1. [syn: magnetic disk, magnetic disc, disk, disc]
The Collaborative International Dictionary of English v.0.48:
magnetic disc \magnetic disc\, magnetic disk \magnetic disk\n.
A ditical memory device consisting of a flat disk covered
with a magnetic coating on which information is stored; a
hard disk, floppy disk, and diskette are typically
Syn: disk, disc.
WordNet (r) 3.0 (2006):
n 1: (computer science) a memory device consisting of a flat
disk covered with a magnetic coating on which information
is stored [syn: magnetic disk, magnetic disc, disk,
The Free On-line Dictionary of Computing (30 December 2018):
A flat rotating disc covered on one or both sides

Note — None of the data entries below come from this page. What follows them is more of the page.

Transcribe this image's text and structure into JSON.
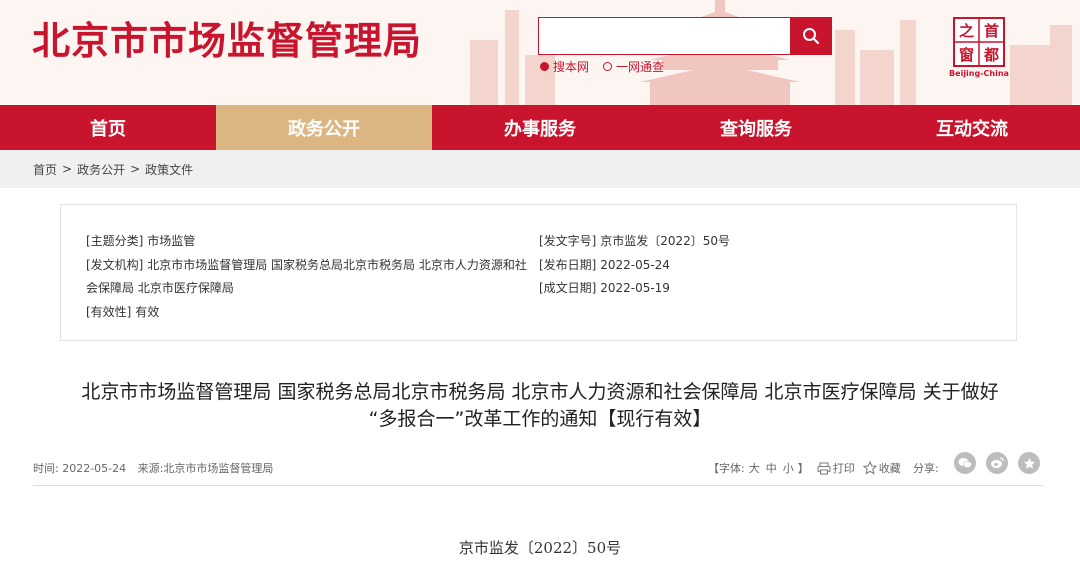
{
  "header": {
    "site_title": "北京市市场监督管理局",
    "search_placeholder": "",
    "search_options": [
      "搜本网",
      "一网通查"
    ],
    "selected_search_option": "搜本网",
    "logo_chars": [
      "首",
      "都",
      "之",
      "窗"
    ],
    "logo_caption": "Beijing-China"
  },
  "colors": {
    "brand_red": "#c8152d",
    "nav_active": "#dcb682",
    "breadcrumb_bg": "#f0f0f0"
  },
  "nav": {
    "items": [
      "首页",
      "政务公开",
      "办事服务",
      "查询服务",
      "互动交流"
    ],
    "active": "政务公开"
  },
  "breadcrumb": [
    "首页",
    "政务公开",
    "政策文件"
  ],
  "breadcrumb_sep": ">",
  "meta": {
    "topic_label": "[主题分类]",
    "topic_value": "市场监管",
    "issuer_label": "[发文机构]",
    "issuer_value": "北京市市场监督管理局 国家税务总局北京市税务局 北京市人力资源和社会保障局 北京市医疗保障局",
    "validity_label": "[有效性]",
    "validity_value": "有效",
    "doc_no_label": "[发文字号]",
    "doc_no_value": "京市监发〔2022〕50号",
    "publish_label": "[发布日期]",
    "publish_value": "2022-05-24",
    "created_label": "[成文日期]",
    "created_value": "2022-05-19"
  },
  "article": {
    "title_line1": "北京市市场监督管理局 国家税务总局北京市税务局 北京市人力资源和社会保障局 北京市医疗保障局 关于做好",
    "title_line2": "“多报合一”改革工作的通知【现行有效】",
    "time_text": "时间: 2022-05-24",
    "source_text": "来源:北京市市场监督管理局",
    "font_label_open": "【字体:",
    "font_sizes": [
      "大",
      "中",
      "小"
    ],
    "font_label_close": "】",
    "print_label": "打印",
    "favorite_label": "收藏",
    "share_label": "分享:",
    "share_icons": [
      "wechat-icon",
      "weibo-icon",
      "star-icon"
    ],
    "doc_number": "京市监发〔2022〕50号"
  }
}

with magnetisable material. The two main types are the hard
disk and the floppy disk.
Data is stored on either or both surfaces of discs in
concentric rings called "tracks". Each track is divided
into a whole number of "sectors". Where multiple (rigid)
discs are mounted on the same axle the set of tracks at the
same radius on all their surfaces is known as a "cylinder".
Data is read and written by a disk drive which rotates the
discs and positions the read/write heads over the desired
track(s). The latter radial movement is known as "seeking".
There is usually one head for each surface that stores data.
To reduce rotational latency it is possible, though
expensive, to have multiple heads at different angles.
The head writes binary data by magnetising small areas or
"zones" of the disk in one of two opposing orientations. It
reads data by detecting current pulses induced in a coil as
zones with different magnetic alignment pass underneath it.
In theory, bits could be read back as a time sequence of pulse
(one) or no pulse (zero). However, a run of zeros would give
a prolonged absence of signal, making it hard to accurately
divide the signal into individual bits due to the variability
of motor speed. Run Length Limited is one common solution
to this clock recovery problem.
High speed disks have an access time of 28 milliseconds or
less, and low-speed disks, 65 milliseconds or more. The
higher speed disks also transfer their data faster than the
slower speed units.
The disks are usually aluminium with a magnetic coating. The
heads "float" just above the disk's surface on a current of
air, sometimes at lower than atmospheric pressure in an
air-tight enclosure. The head has an aerodynamic shape so the
current pushes it away from the disk. A small spring pushes
the head towards the disk at the same time keeping the head at
a constant distance from the disk (about two microns).
Disk drives are commonly characterised by the kind of
interface used to connect to the computer, e.g. ATA, IDE,
See also winchester. Compare magnetic drum, compact
disc, optical disk, magneto-optical disk.
Suchanka's PC-DISK library (http://pc-disk.de/).